Throughout my first year as a Navy wife, I’ve often marveled at how much respect and affection sailors and their families have for traditions such as this. Even the staunchest secularist, the most ardently “spiritual-but-not-religious” service member will honor colors with near religious zeal.
On the flip side, I’ve also sometimes struggled, I’ll confess, to reconcile my own civic duty to honor our nation’s flag with my Christian call to “fear, love and trust in God above all things.” The melody blaring from a speaker mounted high upon a tower reminds me eerily of church bells “chiming and calling” Christians to Sunday worship (LSB 645), or of a muezzin summoning Muslims to daily prayer. Although colors isn’t meant to be a spiritual act of devotion, the striking resemblance it bears to such ancient religious practices is hard to ignore.
“Render to Caesar the things that are Caesar’s, and to God the things that are God’s” (Mark 12:17). It’s easy enough to do when I’m dividing my taxes and my tithes. The receipts tell the story. But what about my respect? My reverence? Those don’t come with itemized receipts. Where do I draw the line between the honor I owe my country and the worship I owe to God alone?
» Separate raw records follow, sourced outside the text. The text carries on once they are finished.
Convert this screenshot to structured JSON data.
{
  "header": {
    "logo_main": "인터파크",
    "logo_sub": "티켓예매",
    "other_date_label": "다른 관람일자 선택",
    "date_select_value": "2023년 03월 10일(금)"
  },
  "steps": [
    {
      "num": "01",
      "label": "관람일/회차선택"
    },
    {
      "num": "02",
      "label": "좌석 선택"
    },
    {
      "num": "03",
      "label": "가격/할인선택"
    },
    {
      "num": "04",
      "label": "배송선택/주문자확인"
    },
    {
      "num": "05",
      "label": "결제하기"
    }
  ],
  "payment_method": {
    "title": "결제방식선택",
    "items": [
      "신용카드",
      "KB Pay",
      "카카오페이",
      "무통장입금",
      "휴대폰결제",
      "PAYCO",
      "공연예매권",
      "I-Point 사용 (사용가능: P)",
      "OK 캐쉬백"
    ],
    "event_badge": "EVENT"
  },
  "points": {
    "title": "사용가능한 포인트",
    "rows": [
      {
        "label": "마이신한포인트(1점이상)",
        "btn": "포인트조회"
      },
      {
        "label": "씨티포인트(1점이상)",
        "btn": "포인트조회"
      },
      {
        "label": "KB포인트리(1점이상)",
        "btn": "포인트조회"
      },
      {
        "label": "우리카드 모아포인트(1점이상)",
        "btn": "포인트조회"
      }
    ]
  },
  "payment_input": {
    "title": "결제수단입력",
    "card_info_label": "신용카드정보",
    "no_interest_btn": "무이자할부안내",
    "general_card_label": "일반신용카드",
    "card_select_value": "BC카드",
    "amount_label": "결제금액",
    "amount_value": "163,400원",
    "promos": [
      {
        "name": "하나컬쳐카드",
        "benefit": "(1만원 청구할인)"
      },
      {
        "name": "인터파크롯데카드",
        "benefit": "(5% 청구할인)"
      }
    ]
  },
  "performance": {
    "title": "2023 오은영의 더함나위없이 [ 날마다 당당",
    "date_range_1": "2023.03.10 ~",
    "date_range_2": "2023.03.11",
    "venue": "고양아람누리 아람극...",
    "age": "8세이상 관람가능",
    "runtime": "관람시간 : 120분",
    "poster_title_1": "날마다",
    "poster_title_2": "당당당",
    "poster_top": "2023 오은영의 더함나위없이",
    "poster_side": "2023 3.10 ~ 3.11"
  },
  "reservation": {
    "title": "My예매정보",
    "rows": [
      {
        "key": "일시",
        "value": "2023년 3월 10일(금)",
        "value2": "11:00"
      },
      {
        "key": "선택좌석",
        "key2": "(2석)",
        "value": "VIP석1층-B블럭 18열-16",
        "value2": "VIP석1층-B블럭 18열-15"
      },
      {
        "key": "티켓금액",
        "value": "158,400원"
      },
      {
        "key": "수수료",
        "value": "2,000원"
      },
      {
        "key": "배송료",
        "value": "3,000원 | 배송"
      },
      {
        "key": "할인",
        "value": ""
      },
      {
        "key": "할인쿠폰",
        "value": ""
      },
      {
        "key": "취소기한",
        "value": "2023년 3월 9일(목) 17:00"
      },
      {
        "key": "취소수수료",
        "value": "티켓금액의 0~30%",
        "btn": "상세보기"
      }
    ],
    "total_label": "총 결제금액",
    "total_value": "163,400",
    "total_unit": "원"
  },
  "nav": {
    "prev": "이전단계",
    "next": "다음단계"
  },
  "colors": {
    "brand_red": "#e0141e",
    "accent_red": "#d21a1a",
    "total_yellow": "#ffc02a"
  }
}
As a Christian, can I — should I — observe colors?
A call to prayer
Perhaps you’ve already guessed my answer to that question. In Christian freedom, honoring Luther’s “Two Kingdoms” theology, I can observe colors, and I do … but with a twist.
As I stand at attention — on my deck, along the jogging trail, by the swings in the playground — my mouth is silent, but my heart is not. While colors rings out around me and the flag is raised and lowered each day, I pray.
In the morning, while “The Star Spangled Banner” is playing, I pray for our nation. I thank God for the blessings and freedoms we enjoy and beg that He would make us worthy of them. I pray mercy for — and relief from — the oppression and injustice that have darkened our shared history. I ask that His Spirit would be poured out upon His people, that they witness boldly and faithfully, so that all within and beyond our borders would hear the blessed Gospel of Jesus Christ, turn from sin and be healed. I pray for wise and virtuous leaders. I pray for unity. I pray for peace at home and abroad. I pray, above all, that God’s will would be done in our land — and in every land.
At evening colors, I pray for our service members. I thank God for their courage and self-sacrifice. I ask His blessing upon their families. I pray for all who are in danger, all who are alone and far from loved ones, all who are anxious, injured, traumatized, caught up in patterns of self-destructive behavior or in the throes of despair. I remember those who have given their lives in service to their country and pray God’s comfort upon all who mourn for them.
This is how I honor the American flag, morning and evening: I stand silently at attention, and I pray for “one nation, indivisible, under God, with liberty and justice for all.”
Will you join me?